The economic mess we are in isn’t a matter of old fashioned greed but something more insidious, more complex. We live in a country where regardless of your take home pay, you are considered, or rather consider yourself, “middle class”. We spend more than we have and feel it’s our God-given right to do so because God wants you to have nice things, this according to your pastor or favorite televangelist. We fear the stigma of poverty and would rather drive a fancy sports car we can’t afford than admit to not having enough money to pay our rent.
We weren’t always this obsessed. Shameless wealth in the the age of the 80s nighttime soap operas. such as “Dynasty” and “Dallas”, seemed far less accessible — only a bastion of those blessed to have been born into it or to have made a killing in the discovery and/or sale of a precious commodity such as oil. It was not from selling a few million CDs, acting like an a**hole on a reality show or having paid sex with an elected official.

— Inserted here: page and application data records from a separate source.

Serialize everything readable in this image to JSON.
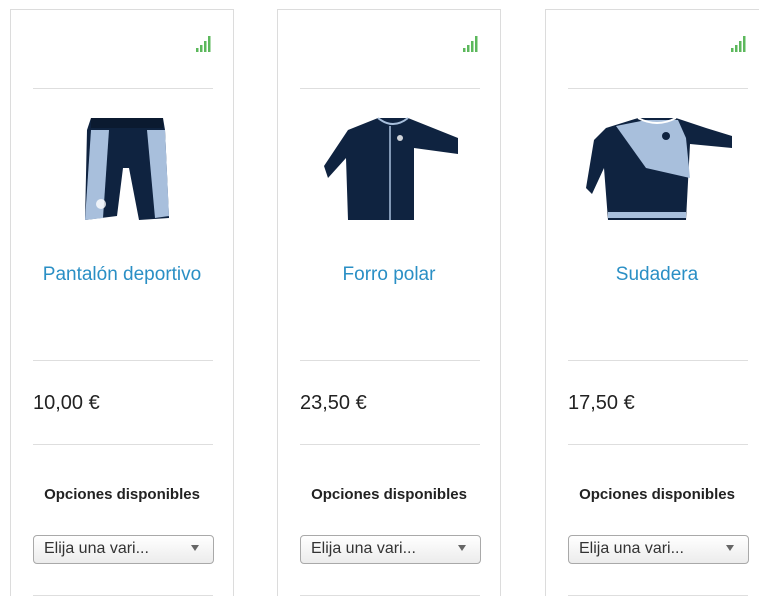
{
  "colors": {
    "link": "#2a8fc5",
    "stock_bars": "#5cb85c",
    "product_navy": "#0f2340",
    "product_lightblue": "#a8bfdc"
  },
  "products": [
    {
      "title": "Pantalón deportivo",
      "price": "10,00 €",
      "options_label": "Opciones disponibles",
      "select_value": "Elija una vari...",
      "stock_icon": "signal-bars-icon",
      "image_icon": "shorts-icon"
    },
    {
      "title": "Forro polar",
      "price": "23,50 €",
      "options_label": "Opciones disponibles",
      "select_value": "Elija una vari...",
      "stock_icon": "signal-bars-icon",
      "image_icon": "fleece-jacket-icon"
    },
    {
      "title": "Sudadera",
      "price": "17,50 €",
      "options_label": "Opciones disponibles",
      "select_value": "Elija una vari...",
      "stock_icon": "signal-bars-icon",
      "image_icon": "sweatshirt-icon"
    }
  ]
}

And it’s longer enough to be a millionaire; we want to be billionaires. They are the people with the “real” money. So what do we do, both individually and corporately? We engage in deceptive business practices, selling smoke and mirrors to the gullible and most vulnerable among us. And we laugh our asses off all the way to the multimillion dollar penthouse on Manhattan’s Upper West Side or to our private jet. “No hard feelings,” we say, “Just trying to get my bling.”
Well, no one is laughing now — neither the shareholders at Bear Stearns who saw their shares nearly rendered worthless by a government assisted takeover by JP Morgan, nor the thousands of Bear Stearns employees set to lose their jobs nor the thousands people with homes in foreclosure or damn close to it.
And despite what the President or your favorite cable financial pontificator may tell you, things aren’t going to get better anytime soon.
A while ago, rapper Nas declared that hip hop is dead. If this is the case, maybe the “bling” culture is on its way out too. We can only hope.
I will celebrate the day when we can say R.I.P. to the B.L.I.N.G.